Dataset:

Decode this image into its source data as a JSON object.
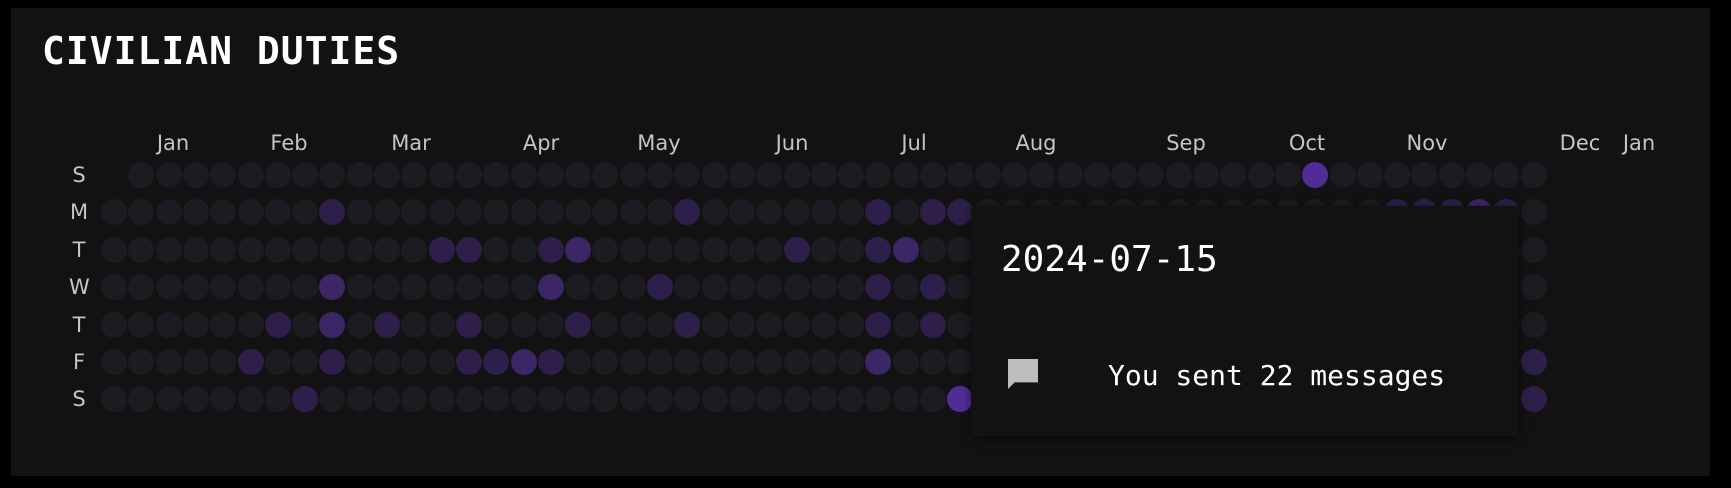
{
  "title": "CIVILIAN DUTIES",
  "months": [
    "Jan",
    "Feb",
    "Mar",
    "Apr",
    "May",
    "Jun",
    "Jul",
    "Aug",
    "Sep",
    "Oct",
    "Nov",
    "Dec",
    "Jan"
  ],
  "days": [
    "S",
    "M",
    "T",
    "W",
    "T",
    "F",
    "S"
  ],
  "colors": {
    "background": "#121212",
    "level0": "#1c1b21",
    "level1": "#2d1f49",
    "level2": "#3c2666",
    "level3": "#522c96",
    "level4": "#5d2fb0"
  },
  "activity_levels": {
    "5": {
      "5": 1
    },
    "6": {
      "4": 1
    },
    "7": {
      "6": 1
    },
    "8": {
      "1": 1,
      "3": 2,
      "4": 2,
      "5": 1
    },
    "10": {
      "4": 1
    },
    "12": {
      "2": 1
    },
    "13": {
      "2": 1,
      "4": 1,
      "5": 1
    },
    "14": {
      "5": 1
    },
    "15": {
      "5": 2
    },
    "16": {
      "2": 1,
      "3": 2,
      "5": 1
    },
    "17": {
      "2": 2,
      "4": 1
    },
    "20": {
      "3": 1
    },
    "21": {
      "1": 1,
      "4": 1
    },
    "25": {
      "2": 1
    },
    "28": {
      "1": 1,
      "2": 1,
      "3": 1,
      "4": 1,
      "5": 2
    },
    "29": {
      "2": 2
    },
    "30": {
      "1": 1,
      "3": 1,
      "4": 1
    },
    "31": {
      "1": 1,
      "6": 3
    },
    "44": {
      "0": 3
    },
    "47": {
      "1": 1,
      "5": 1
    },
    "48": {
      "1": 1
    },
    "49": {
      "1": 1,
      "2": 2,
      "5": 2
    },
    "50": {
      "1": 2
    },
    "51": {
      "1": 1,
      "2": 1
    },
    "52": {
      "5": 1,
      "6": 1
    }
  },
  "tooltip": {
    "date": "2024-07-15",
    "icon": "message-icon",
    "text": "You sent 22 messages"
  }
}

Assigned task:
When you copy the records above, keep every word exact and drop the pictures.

Answer section:
Decode this image into its source data as a JSON object.
{
  "title": "CIVILIAN DUTIES",
  "months": [
    "Jan",
    "Feb",
    "Mar",
    "Apr",
    "May",
    "Jun",
    "Jul",
    "Aug",
    "Sep",
    "Oct",
    "Nov",
    "Dec",
    "Jan"
  ],
  "days": [
    "S",
    "M",
    "T",
    "W",
    "T",
    "F",
    "S"
  ],
  "colors": {
    "background": "#121212",
    "level0": "#1c1b21",
    "level1": "#2d1f49",
    "level2": "#3c2666",
    "level3": "#522c96",
    "level4": "#5d2fb0"
  },
  "activity_levels": {
    "5": {
      "5": 1
    },
    "6": {
      "4": 1
    },
    "7": {
      "6": 1
    },
    "8": {
      "1": 1,
      "3": 2,
      "4": 2,
      "5": 1
    },
    "10": {
      "4": 1
    },
    "12": {
      "2": 1
    },
    "13": {
      "2": 1,
      "4": 1,
      "5": 1
    },
    "14": {
      "5": 1
    },
    "15": {
      "5": 2
    },
    "16": {
      "2": 1,
      "3": 2,
      "5": 1
    },
    "17": {
      "2": 2,
      "4": 1
    },
    "20": {
      "3": 1
    },
    "21": {
      "1": 1,
      "4": 1
    },
    "25": {
      "2": 1
    },
    "28": {
      "1": 1,
      "2": 1,
      "3": 1,
      "4": 1,
      "5": 2
    },
    "29": {
      "2": 2
    },
    "30": {
      "1": 1,
      "3": 1,
      "4": 1
    },
    "31": {
      "1": 1,
      "6": 3
    },
    "44": {
      "0": 3
    },
    "47": {
      "1": 1,
      "5": 1
    },
    "48": {
      "1": 1
    },
    "49": {
      "1": 1,
      "2": 2,
      "5": 2
    },
    "50": {
      "1": 2
    },
    "51": {
      "1": 1,
      "2": 1
    },
    "52": {
      "5": 1,
      "6": 1
    }
  },
  "tooltip": {
    "date": "2024-07-15",
    "icon": "message-icon",
    "text": "You sent 22 messages"
  }
}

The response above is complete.